INDIA’S Supreme Court on Monday (Mar 11) rejected a plea by government-run State Bank of India (SBI) for extra time to make public names of people and firms who donated billions of rupees to political events via an opaque funding system.

The courtroom had on Feb 15 scrapped the seven-year-old election funding system that allowed limitless and nameless donations to political events, calling it “unconstitutional”.

That resolution was a setback for Prime Minister Narendra Modi’s Bharatiya Janata Party, which has been the biggest beneficiary of the system launched in 2017, and got here forward of a nationwide election anticipated to be held in April or May.

SBI had been requested to share names of the donors, the beneficiaries and the quantities with the unbiased Election Commission of India (ECI) by Mar 6 and the ballot panel was directed to make it public by Mar 13.

SBI, nevertheless, filed a petition on March 4 in search of time till Jun 30 – by when elections could be accomplished – saying the knowledge sought by the courtroom was in separate sections and it wanted time to compile and match the knowledge involving 22,217 donations.

Responding to the plea on Monday, the courtroom mentioned the knowledge SBI was requested to share is available with the financial institution and it needs to be shared with the ECI “by close of business” on Tuesday.

The ECI ought to compile the knowledge and publish the small print no later than 5 pm on Mar 15, the five-judge bench ordered, days earlier than normal elections are anticipated to be referred to as.

“We place SBI on notice that we might be inclined to proceed on wilful disobedience of court order if it does not comply with the timeline given today,” the bench led by chief justice DY Chandrachud mentioned.

“Our directions require SBI to disclose information which is already available,” Chandrachud mentioned. “We have not told you to do the matching exercise … simply comply with the judgement.

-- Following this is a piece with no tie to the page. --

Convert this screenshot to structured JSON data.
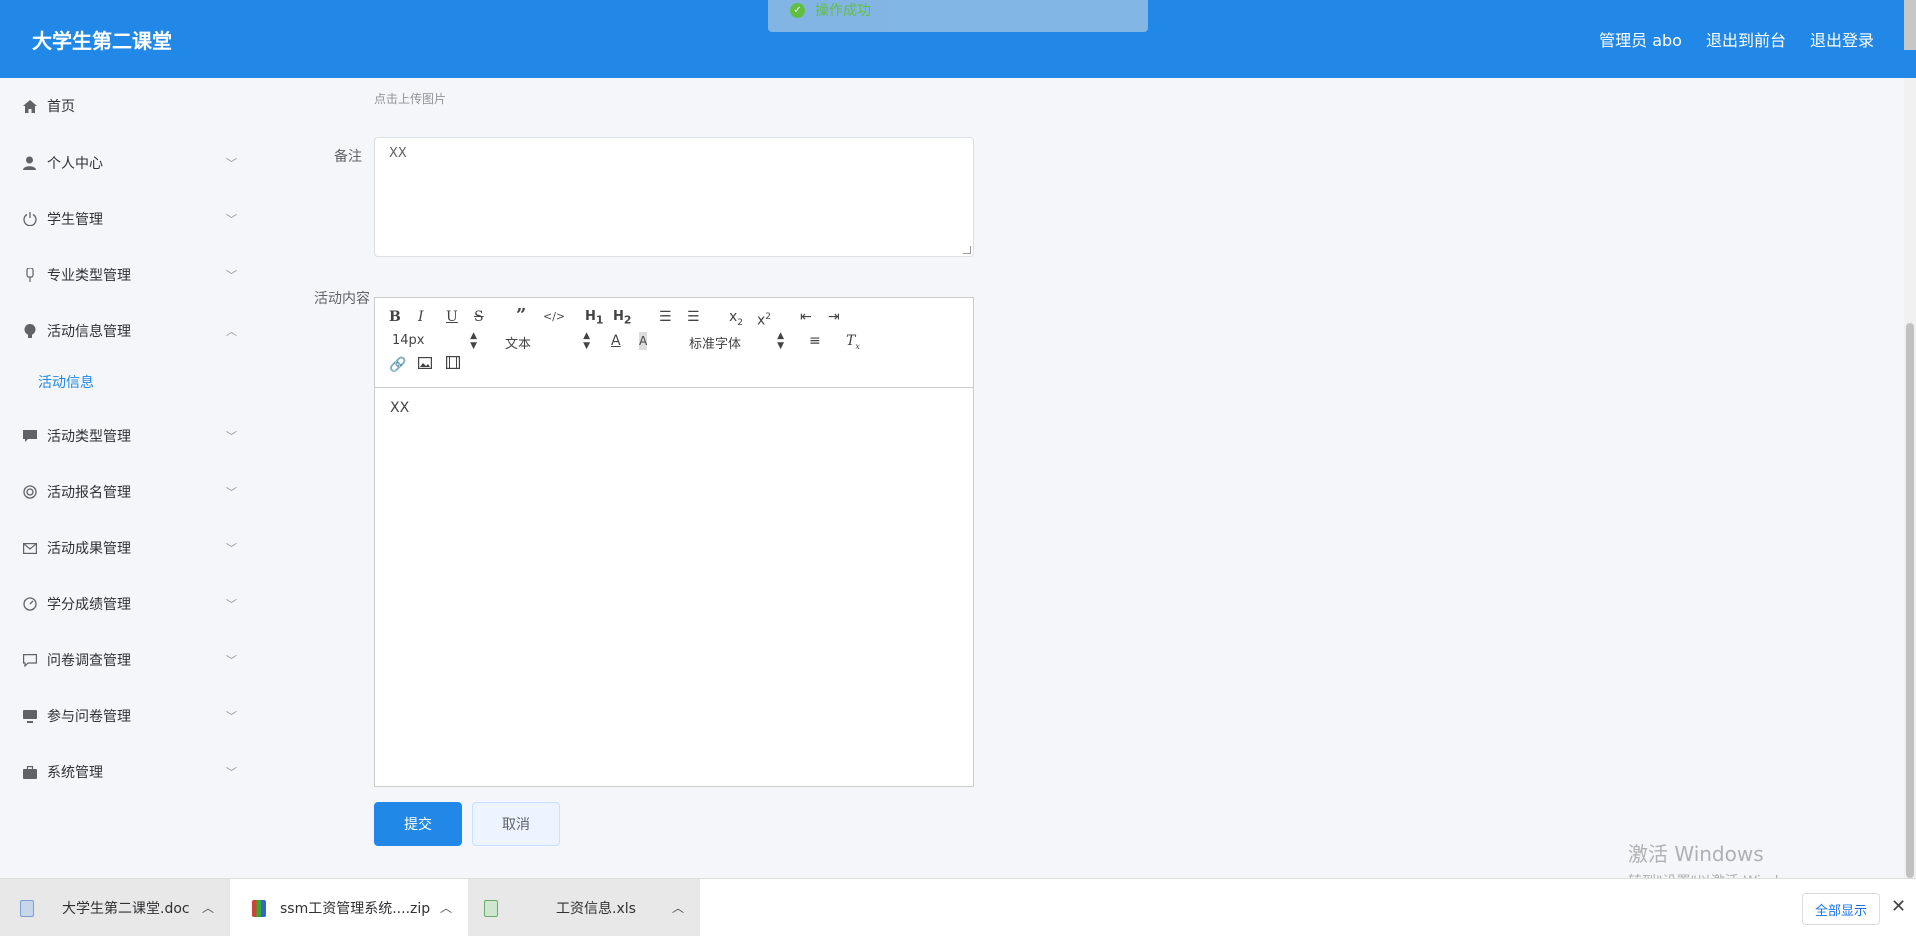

You have the details.”

The election funding system, referred to as Electoral Bonds, was challenged by members of the opposition and a civil society group on the grounds that it hindered the general public’s proper to know who had given cash to political events.

Under the system, an individual or firm may purchase bonds from SBI and donate them to a political get together.

Individuals and firms purchased 165.18 billion rupees (S$2.7 billion) of such bonds in whole as much as November 2023, based on the Association for Democratic Reforms (ADR), a non-government civil society group engaged on election funding in India. The group was a petitioner difficult the system.

There was no quick response from the federal government or BJP to Monday’s courtroom order. BJP had on Feb 15 mentioned it was dedicated to reforming electoral funding and would abide by the courtroom ruling scrapping the bonds.

“The Supreme Court’s decision is a victory for transparency, accountability, and level playing field in democracy,” Mallikarjun Kharge, president of the principle opposition Congress get together, posted on X. REUTERS